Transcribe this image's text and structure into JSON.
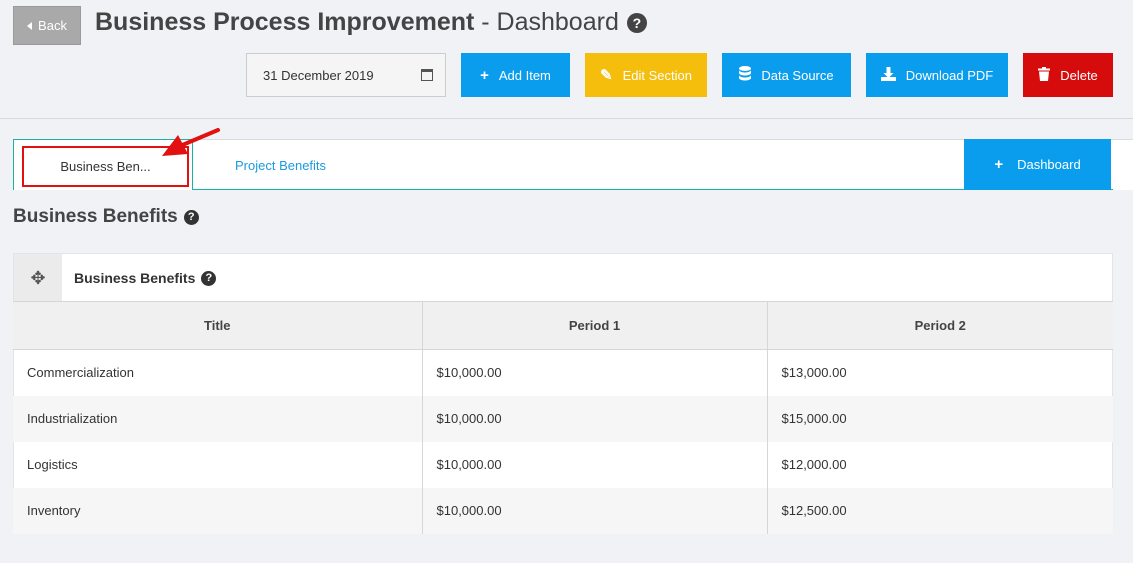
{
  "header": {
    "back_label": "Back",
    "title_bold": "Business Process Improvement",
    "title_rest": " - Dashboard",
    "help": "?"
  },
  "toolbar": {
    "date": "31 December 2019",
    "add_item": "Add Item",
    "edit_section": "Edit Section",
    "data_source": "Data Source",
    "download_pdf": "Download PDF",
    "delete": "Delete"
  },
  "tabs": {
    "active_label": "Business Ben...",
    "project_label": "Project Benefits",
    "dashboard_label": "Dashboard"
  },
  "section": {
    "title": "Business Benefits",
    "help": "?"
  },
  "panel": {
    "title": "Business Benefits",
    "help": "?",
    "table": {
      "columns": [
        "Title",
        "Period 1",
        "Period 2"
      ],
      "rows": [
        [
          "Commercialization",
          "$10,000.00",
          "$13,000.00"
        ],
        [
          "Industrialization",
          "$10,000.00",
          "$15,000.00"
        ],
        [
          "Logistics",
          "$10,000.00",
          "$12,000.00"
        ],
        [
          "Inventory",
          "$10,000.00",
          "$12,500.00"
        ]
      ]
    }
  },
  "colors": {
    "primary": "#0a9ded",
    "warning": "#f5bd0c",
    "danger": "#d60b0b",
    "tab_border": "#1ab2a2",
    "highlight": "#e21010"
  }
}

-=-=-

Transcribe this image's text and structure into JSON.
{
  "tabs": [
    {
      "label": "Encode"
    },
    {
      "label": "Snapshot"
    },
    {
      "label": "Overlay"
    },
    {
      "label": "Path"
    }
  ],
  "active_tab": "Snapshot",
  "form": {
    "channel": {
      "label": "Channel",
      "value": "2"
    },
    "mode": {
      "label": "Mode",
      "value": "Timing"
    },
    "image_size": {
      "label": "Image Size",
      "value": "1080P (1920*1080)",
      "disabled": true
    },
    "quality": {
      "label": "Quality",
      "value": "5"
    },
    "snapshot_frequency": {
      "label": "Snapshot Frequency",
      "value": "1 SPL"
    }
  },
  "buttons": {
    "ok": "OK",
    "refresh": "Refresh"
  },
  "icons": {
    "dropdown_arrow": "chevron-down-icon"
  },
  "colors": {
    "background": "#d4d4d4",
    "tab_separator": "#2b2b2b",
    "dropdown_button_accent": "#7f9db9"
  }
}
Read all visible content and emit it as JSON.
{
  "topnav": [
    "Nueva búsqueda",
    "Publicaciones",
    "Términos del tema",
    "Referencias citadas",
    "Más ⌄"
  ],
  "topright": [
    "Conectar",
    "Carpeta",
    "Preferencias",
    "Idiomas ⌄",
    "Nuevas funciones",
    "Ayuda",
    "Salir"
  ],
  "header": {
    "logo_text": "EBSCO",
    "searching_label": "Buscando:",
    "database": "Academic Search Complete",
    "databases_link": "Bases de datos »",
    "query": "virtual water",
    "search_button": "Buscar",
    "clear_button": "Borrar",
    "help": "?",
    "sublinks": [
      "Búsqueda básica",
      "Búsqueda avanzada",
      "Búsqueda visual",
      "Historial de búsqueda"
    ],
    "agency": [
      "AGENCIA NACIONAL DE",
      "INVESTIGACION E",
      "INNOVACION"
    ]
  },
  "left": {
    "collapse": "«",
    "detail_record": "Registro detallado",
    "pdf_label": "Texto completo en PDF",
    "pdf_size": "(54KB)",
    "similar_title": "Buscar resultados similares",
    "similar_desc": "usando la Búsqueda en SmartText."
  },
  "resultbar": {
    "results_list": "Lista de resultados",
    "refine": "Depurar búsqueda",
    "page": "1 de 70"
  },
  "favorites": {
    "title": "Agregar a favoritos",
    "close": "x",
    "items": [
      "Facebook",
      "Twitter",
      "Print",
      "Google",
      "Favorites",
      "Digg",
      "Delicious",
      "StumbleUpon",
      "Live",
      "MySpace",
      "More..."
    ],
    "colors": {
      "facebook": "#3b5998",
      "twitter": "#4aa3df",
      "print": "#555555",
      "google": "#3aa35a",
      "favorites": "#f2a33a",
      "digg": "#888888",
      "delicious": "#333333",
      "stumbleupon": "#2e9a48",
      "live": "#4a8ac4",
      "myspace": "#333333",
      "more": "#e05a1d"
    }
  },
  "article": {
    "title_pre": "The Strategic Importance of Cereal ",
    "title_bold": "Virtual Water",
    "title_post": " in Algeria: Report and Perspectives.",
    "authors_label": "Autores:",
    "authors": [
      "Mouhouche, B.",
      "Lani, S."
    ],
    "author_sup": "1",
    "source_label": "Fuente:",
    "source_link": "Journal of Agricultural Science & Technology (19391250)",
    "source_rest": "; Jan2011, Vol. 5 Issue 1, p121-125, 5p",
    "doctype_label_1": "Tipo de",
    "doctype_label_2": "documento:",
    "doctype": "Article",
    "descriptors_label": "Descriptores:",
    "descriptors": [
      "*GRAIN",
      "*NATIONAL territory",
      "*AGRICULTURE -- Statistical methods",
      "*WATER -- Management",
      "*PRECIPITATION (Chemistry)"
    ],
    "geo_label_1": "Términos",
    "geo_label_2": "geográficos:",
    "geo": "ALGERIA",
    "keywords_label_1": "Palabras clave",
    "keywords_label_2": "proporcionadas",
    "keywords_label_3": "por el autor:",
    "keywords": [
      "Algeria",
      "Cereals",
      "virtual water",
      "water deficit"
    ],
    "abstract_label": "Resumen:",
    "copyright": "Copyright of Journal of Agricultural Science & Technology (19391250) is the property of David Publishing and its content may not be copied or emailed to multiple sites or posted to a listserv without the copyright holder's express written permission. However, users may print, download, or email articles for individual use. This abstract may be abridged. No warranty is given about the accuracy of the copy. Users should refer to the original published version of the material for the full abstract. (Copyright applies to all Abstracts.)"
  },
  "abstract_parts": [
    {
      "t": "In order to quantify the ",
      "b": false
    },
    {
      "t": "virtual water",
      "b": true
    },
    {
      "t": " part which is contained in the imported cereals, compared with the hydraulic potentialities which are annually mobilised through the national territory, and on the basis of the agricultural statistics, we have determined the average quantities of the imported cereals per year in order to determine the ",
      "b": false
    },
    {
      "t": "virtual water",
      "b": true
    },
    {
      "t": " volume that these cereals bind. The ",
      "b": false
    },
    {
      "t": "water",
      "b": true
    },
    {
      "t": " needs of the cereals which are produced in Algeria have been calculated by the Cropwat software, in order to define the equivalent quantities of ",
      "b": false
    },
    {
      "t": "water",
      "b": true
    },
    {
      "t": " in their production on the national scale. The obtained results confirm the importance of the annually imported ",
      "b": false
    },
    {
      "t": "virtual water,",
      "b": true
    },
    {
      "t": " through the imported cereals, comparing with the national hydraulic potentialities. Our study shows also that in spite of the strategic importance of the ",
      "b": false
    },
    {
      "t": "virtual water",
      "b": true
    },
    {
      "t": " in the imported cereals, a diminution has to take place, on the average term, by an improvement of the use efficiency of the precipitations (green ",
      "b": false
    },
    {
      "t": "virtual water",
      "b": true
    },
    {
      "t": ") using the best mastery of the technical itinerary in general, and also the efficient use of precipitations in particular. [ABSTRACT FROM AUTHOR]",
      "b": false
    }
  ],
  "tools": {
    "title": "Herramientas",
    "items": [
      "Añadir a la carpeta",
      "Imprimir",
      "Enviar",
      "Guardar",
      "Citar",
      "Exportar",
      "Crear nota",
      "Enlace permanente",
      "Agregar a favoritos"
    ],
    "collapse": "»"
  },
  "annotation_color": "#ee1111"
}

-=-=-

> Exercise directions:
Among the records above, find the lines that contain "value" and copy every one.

> Response box:
      "value": "2"
      "value": "Timing"
      "value": "1080P (1920*1080)",
      "value": "5"
      "value": "1 SPL"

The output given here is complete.